First-Ever: H5N1 Bird Flu Detected in Alpacas

H5N1 Bird Flu Detected in Alpacas
H5N1 Bird Flu Detected in Alpacas. Credit | AdobeStock

United States: Alpacas have been found to have bird flu for the first time, the U.S. Department of Agriculture (USDA) reported recently. According to the reports this has been reported for the very time as this bird flu found in Alpacas, it started from a long way back from the birds, though health experts are very much concerned about  this as there are chances of human transmission as well.

Alpacas Test Positive for H5N1 Virus Linked to Infected Chickens

The positive animals came from an Idaho farm where chickens that tested positive for the H5N1 virus were killed in May. The National Veterinary Services Laboratories (NVSL) of the USDA announced in a news release that the alpacas’ test results were positive on May 16.

The NVSL further stated that it “has confirmed that the viral genome sequence for these samples is the same sequence currently circulating in dairy cattle… which is consistent with sequences from the depopulated poultry on this premises.”

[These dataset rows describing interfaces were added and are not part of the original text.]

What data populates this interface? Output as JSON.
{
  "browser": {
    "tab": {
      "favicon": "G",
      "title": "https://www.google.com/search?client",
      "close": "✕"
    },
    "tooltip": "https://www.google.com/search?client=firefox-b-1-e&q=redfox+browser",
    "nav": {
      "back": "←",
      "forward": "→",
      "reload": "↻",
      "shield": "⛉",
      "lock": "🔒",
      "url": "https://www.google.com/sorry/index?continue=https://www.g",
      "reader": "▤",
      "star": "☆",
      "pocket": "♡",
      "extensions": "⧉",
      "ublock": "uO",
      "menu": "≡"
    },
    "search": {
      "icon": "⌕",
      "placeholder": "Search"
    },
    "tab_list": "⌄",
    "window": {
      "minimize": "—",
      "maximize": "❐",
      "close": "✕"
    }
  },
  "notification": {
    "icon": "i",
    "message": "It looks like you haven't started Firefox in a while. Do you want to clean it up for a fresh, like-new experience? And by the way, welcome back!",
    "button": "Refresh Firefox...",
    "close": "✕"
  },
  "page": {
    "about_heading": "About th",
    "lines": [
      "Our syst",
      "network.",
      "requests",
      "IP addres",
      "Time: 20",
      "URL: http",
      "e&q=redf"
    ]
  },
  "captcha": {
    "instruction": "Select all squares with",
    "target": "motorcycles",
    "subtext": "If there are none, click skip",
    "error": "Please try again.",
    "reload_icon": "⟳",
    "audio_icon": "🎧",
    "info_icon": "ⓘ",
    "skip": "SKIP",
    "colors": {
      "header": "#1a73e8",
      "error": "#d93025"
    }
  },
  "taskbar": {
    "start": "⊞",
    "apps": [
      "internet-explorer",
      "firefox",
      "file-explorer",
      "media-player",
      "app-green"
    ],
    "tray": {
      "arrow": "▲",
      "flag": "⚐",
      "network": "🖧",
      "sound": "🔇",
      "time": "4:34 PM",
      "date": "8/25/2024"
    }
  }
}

USDA’s National Veterinary Services Laboratories Confirm Findings

The discovery of fresh defiled creatures on the same ranch as the polluted catcalls was not shocking, according to the USDA.

The Alpaca Owners Association reports that around 264,000 alpacas are registered in the United States.

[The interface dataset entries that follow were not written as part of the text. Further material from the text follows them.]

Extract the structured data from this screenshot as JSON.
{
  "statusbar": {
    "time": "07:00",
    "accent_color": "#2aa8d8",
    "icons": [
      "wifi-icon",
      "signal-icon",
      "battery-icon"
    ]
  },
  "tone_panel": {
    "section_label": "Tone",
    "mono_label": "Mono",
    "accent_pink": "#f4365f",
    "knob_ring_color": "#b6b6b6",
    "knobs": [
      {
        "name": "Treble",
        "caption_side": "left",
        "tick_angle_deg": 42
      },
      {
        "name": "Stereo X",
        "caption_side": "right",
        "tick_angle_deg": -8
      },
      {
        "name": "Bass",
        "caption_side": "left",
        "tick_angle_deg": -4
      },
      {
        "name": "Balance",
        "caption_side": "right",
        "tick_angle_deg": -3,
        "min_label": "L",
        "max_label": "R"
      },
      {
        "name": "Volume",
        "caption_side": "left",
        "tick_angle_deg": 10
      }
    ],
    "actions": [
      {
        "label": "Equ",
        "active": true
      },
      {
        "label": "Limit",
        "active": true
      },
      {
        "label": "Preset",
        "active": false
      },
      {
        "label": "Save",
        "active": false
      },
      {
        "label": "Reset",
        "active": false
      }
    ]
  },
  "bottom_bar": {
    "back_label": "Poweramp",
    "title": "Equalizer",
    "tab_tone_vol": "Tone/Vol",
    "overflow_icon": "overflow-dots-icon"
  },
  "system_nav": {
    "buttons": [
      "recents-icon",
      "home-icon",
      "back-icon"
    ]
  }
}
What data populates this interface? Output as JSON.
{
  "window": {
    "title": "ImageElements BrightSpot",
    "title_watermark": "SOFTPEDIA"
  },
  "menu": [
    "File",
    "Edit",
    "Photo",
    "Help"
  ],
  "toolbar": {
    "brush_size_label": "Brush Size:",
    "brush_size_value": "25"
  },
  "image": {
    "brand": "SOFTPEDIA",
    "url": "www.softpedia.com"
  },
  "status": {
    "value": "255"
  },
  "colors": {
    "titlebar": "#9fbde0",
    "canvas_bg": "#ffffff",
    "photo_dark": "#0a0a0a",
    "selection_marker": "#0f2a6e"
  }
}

Elaboration of H5N1 Virus Beyond Birds Raises enterprises

The H5N1 contagion has been studied by scientists for about 20 times. It has substantially affected catcalls at that time.

However, over the last two years, the virus has been affecting a larger variety of wild and domesticated mammals, which has sparked worries that it might develop into a virus that spreads readily between people, according to CNN.

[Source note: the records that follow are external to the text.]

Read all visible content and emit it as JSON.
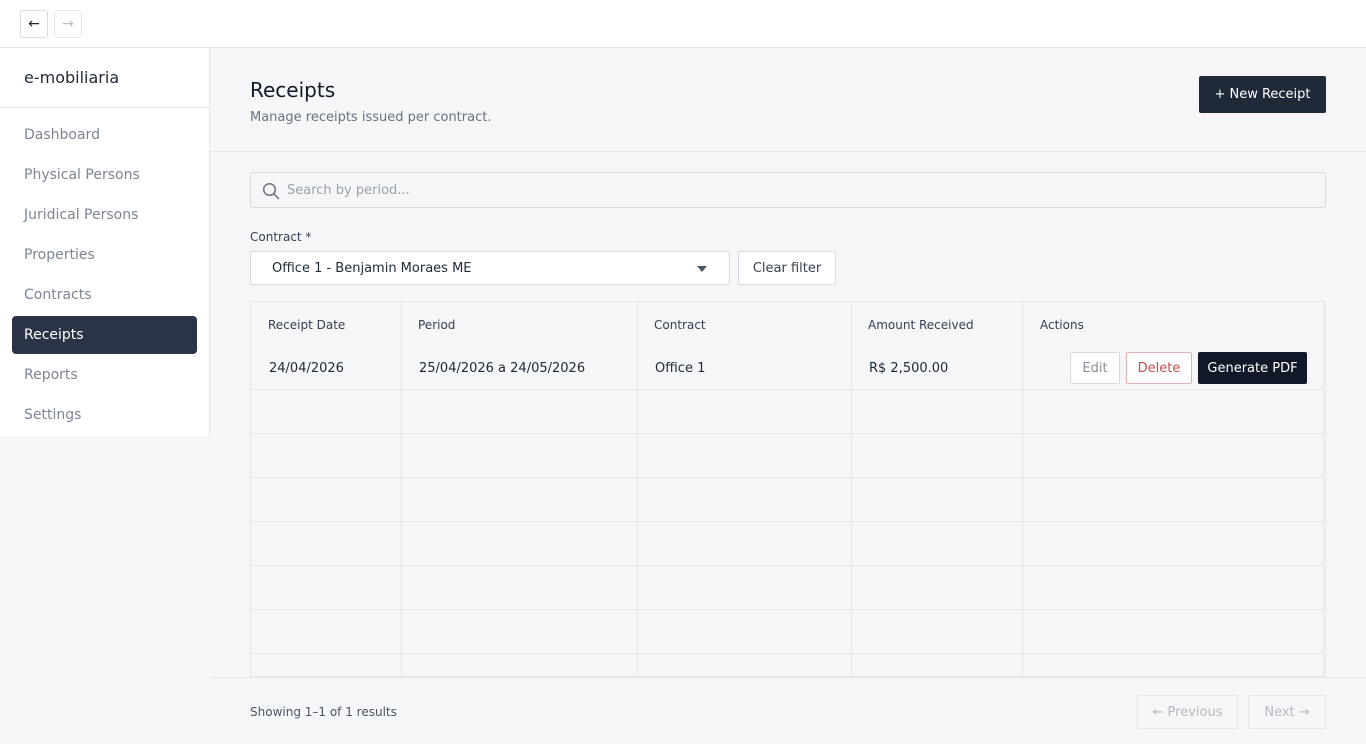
{
  "nav": {
    "back_icon": "←",
    "forward_icon": "→"
  },
  "sidebar": {
    "brand": "e-mobiliaria",
    "items": [
      {
        "label": "Dashboard"
      },
      {
        "label": "Physical Persons"
      },
      {
        "label": "Juridical Persons"
      },
      {
        "label": "Properties"
      },
      {
        "label": "Contracts"
      },
      {
        "label": "Receipts",
        "active": true
      },
      {
        "label": "Reports"
      },
      {
        "label": "Settings"
      }
    ]
  },
  "header": {
    "title": "Receipts",
    "subtitle": "Manage receipts issued per contract.",
    "new_button": "+ New Receipt"
  },
  "search": {
    "placeholder": "Search by period..."
  },
  "filter": {
    "contract_label": "Contract *",
    "selected": "Office 1 - Benjamin Moraes ME",
    "clear_label": "Clear filter"
  },
  "table": {
    "columns": [
      "Receipt Date",
      "Period",
      "Contract",
      "Amount Received",
      "Actions"
    ],
    "rows": [
      {
        "receipt_date": "24/04/2026",
        "period": "25/04/2026 a 24/05/2026",
        "contract": "Office 1",
        "amount": "R$ 2,500.00",
        "actions": {
          "edit": "Edit",
          "delete": "Delete",
          "pdf": "Generate PDF"
        }
      }
    ]
  },
  "footer": {
    "results": "Showing 1–1 of 1 results",
    "previous": "← Previous",
    "next": "Next →"
  },
  "colors": {
    "sidebar_active": "#2b3446",
    "primary_button": "#1f2937",
    "delete_text": "#c0504d",
    "background": "#f4f6f8"
  }
}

Limited Human Cases Prompt Vigilance

Over the years, human cases have been verified worldwide, including three in the US; however, no reports of person-to-person transmission have been made in relation to the ongoing dairy cow outbreak.